Thanks for the explanation, I thought as much. But the problem is that, looking at the posters here, most people will miss this information and are actually wrong about the effects of the satellites on astro-photography. I get that it is annoying, but there are ways to mitigate the problem.

Steven de Vet's picture

there are currently easy ways to mitigate it. The starlink encounter is somewhat rare now.. a little photoshopping here or there.. and astrophotography stacking software is quite good at removing small trails.

But, keeping in mind that starlink is planning thousands of these satellites, in a massive network... it will ruin the night sky and astrophotography. there will simply be too many to mitigate at that point.

Chiel Broerse's picture

I understand the concern, although I think that for the type of astrophotography we are talking about, the problems seem minimal. They always involve stacking and if I understand correctly with stacking pixels in a singel image in the stack will be discarded, leaving the subject, which is displayed in each photo, intact. This is exactly what happens when you take multiple pictures of a plaza, or a road with cars, and stack them using mean, You end up with an empty plaza or empty road. I've done that a couple of times and with enough pictures you can make every person, every car in your images dissappear.

akira h's picture

Think positive. China will join the race soon. may be also Russia? soon we can photograph much more star trails. Instagram will be much more vivid with bright star trail. Yey!

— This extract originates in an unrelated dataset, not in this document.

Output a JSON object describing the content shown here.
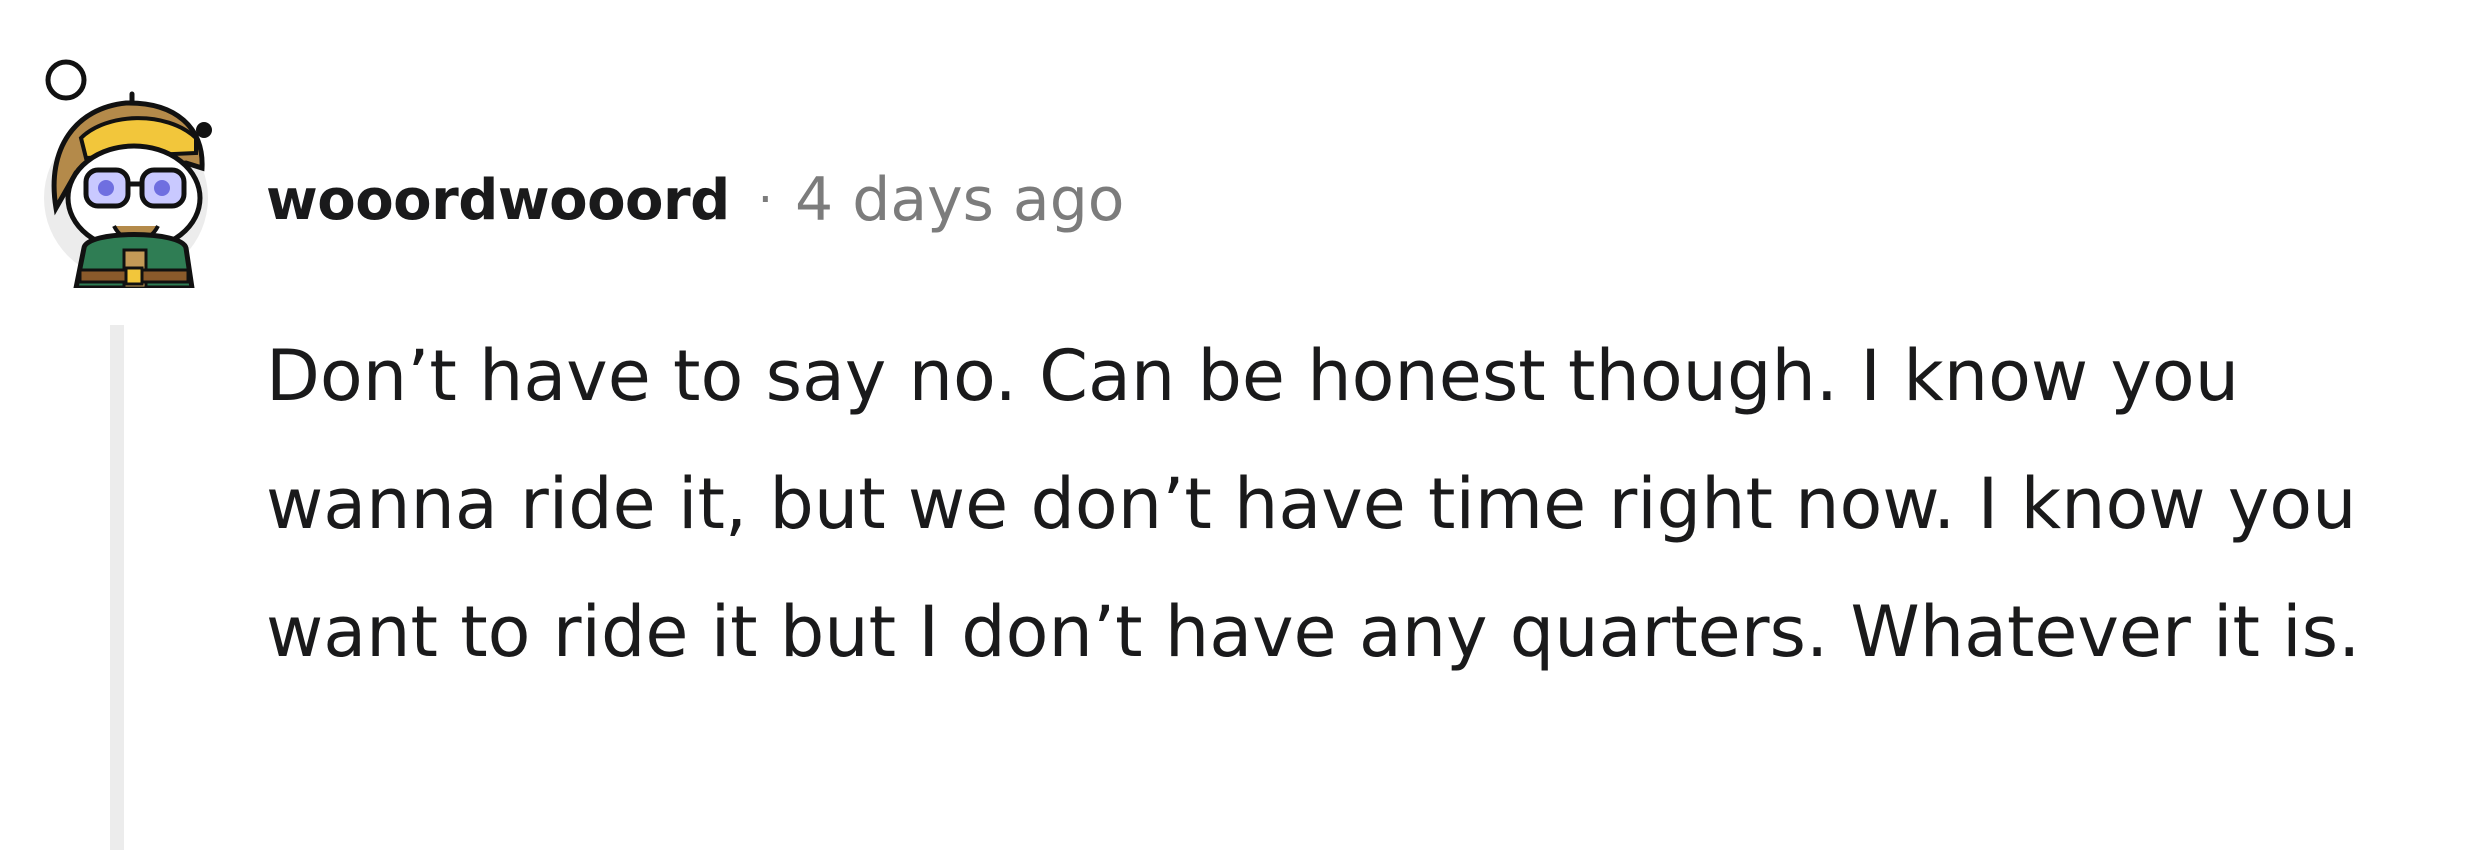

Jim L's picture

I understand your point, but you should look up the definition of sabotage and perhaps rephrase your headline.

Matthias Kirk's picture

So, Daniel Lopez faced the dilemma of either spending two extra minutes to remove the streaks from the stack, or create a viral image that featured them. Poor guy must be devastated...

Steven de Vet's picture

I know.. to think he would have missed all this "ruining: if he just waited 2 minutes for them to pass in this 3 week long event.. or not composite 30 streaks into one image